Burkina Faso film maker recalls golden era of cinema before insurgency

BOBO-DIOULASSO, Burkina Faso (Reuters) – Film producer Drissa Toure peered through the locked glass doors of what was once the lively cinema in Burkina Faso’s southwestern city of Bobo-Dioulasso and remembered a time when locals could enjoy films from Africa and beyond on its screen.

Today the 70-year-old struggles with respiratory illness and ekes out a living ferrying people and parcels on his scooter. He treasures the magazine clippings that lauded his earlier film work and the medals he collected.

Burkina Faso historically has clout in Africa’s film industry, with several feature productions landing international awards over past decades. It has also hosted the renowned bi-annual PanAfrican film festival FESPACO.

However, a jihadist insurgency that has gained ground since 2015 has forced the government to divert money from the arts and culture to security spending. The building is no longer used as a cinema and is instead rented out for conferences and weddings.

FESPACO was suspended this year due to political instability following two coups.

Years ago the excitement at the cinema was palpable in Bobo-Dioulasso, the country’s cultural capital, where film producers and cinephiles abounded.

Toure’s first long feature “Laada” premiered at the Cannes Film Festival in 1991. He was invited back in 1995 for another film, “Haramuya”, set in the capital Ouagadougou.

He recalled a golden era when he met African movie stars and travelled to the United States and was invited to Cannes.

“When the letter came I showed my mother… it was joy” he said. A framed water-stained poster from “Cannes 1995” still hangs on the wall of his modest home.
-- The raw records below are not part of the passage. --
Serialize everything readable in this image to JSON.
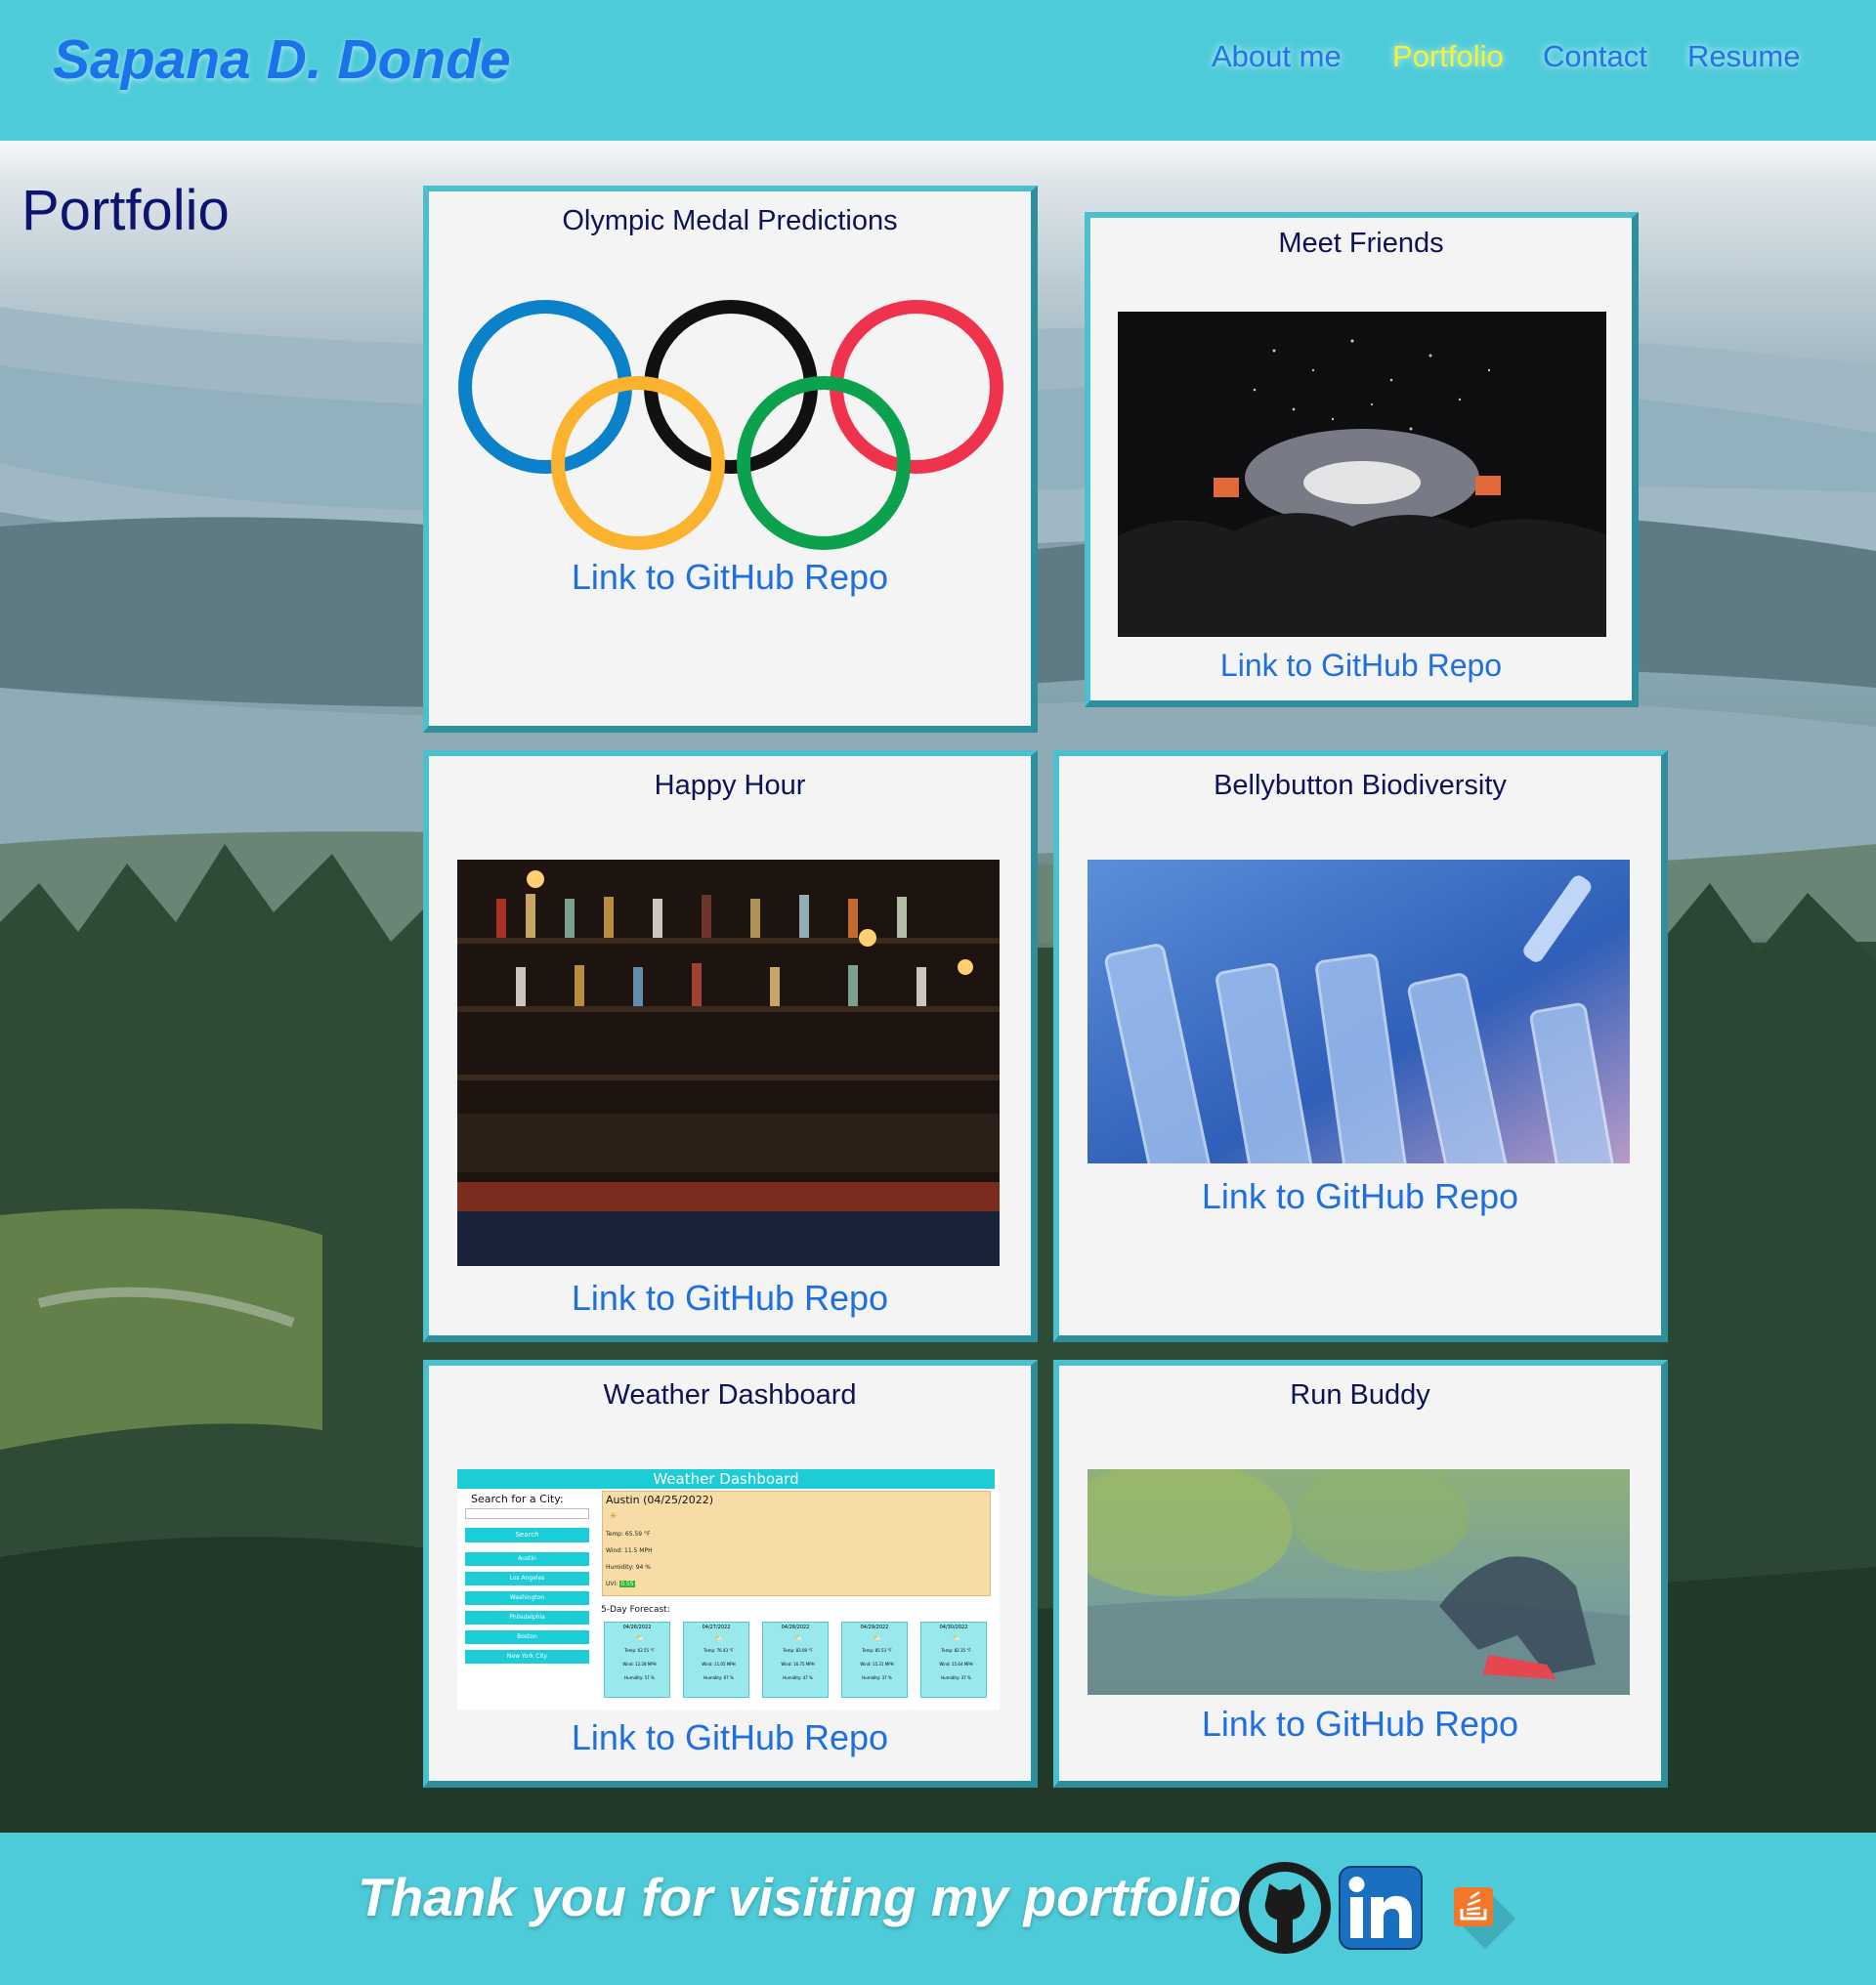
{
  "header": {
    "brand": "Sapana D. Donde",
    "nav": [
      {
        "label": "About me",
        "active": false
      },
      {
        "label": "Portfolio",
        "active": true
      },
      {
        "label": "Contact",
        "active": false
      },
      {
        "label": "Resume",
        "active": false
      }
    ]
  },
  "page": {
    "heading": "Portfolio"
  },
  "projects": [
    {
      "title": "Olympic Medal Predictions",
      "link": "Link to GitHub Repo"
    },
    {
      "title": "Meet Friends",
      "link": "Link to GitHub Repo"
    },
    {
      "title": "Happy Hour",
      "link": "Link to GitHub Repo"
    },
    {
      "title": "Bellybutton Biodiversity",
      "link": "Link to GitHub Repo"
    },
    {
      "title": "Weather Dashboard",
      "link": "Link to GitHub Repo"
    },
    {
      "title": "Run Buddy",
      "link": "Link to GitHub Repo"
    }
  ],
  "weather_preview": {
    "header": "Weather Dashboard",
    "search_label": "Search for a City:",
    "search_button": "Search",
    "cities": [
      "Austin",
      "Los Angeles",
      "Washington",
      "Philadelphia",
      "Boston",
      "New York City"
    ],
    "current_title": "Austin (04/25/2022)",
    "current_lines": [
      "Temp: 65.59 °F",
      "Wind: 11.5 MPH",
      "Humidity: 94 %"
    ],
    "uvi_label": "UVI:",
    "uvi_value": "0.55",
    "forecast_label": "5-Day Forecast:",
    "forecast": [
      {
        "date": "04/26/2022",
        "temp": "Temp: 63.55 °F",
        "wind": "Wind: 12.28 MPH",
        "humidity": "Humidity: 57 %"
      },
      {
        "date": "04/27/2022",
        "temp": "Temp: 76.43 °F",
        "wind": "Wind: 11.05 MPH",
        "humidity": "Humidity: 67 %"
      },
      {
        "date": "04/28/2022",
        "temp": "Temp: 83.09 °F",
        "wind": "Wind: 16.75 MPH",
        "humidity": "Humidity: 47 %"
      },
      {
        "date": "04/29/2022",
        "temp": "Temp: 85.53 °F",
        "wind": "Wind: 15.31 MPH",
        "humidity": "Humidity: 37 %"
      },
      {
        "date": "04/30/2022",
        "temp": "Temp: 82.35 °F",
        "wind": "Wind: 15.64 MPH",
        "humidity": "Humidity: 37 %"
      }
    ]
  },
  "footer": {
    "thanks": "Thank you for visiting my portfolio!"
  },
  "icons": {
    "github": "github-icon",
    "linkedin": "linkedin-icon",
    "stackoverflow": "stackoverflow-icon"
  },
  "colors": {
    "header_bg": "#4ecbd8",
    "brand": "#1a73e8",
    "nav_link": "#1f74ea",
    "nav_active": "#f5f52b",
    "card_border": "#4bbfcc",
    "card_title": "#0e1357",
    "link": "#1f6fe0"
  }
}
(Reporting by Thiam Ndiaga; Writing by Sofia Christensen; Editing by Alexandra Hudson)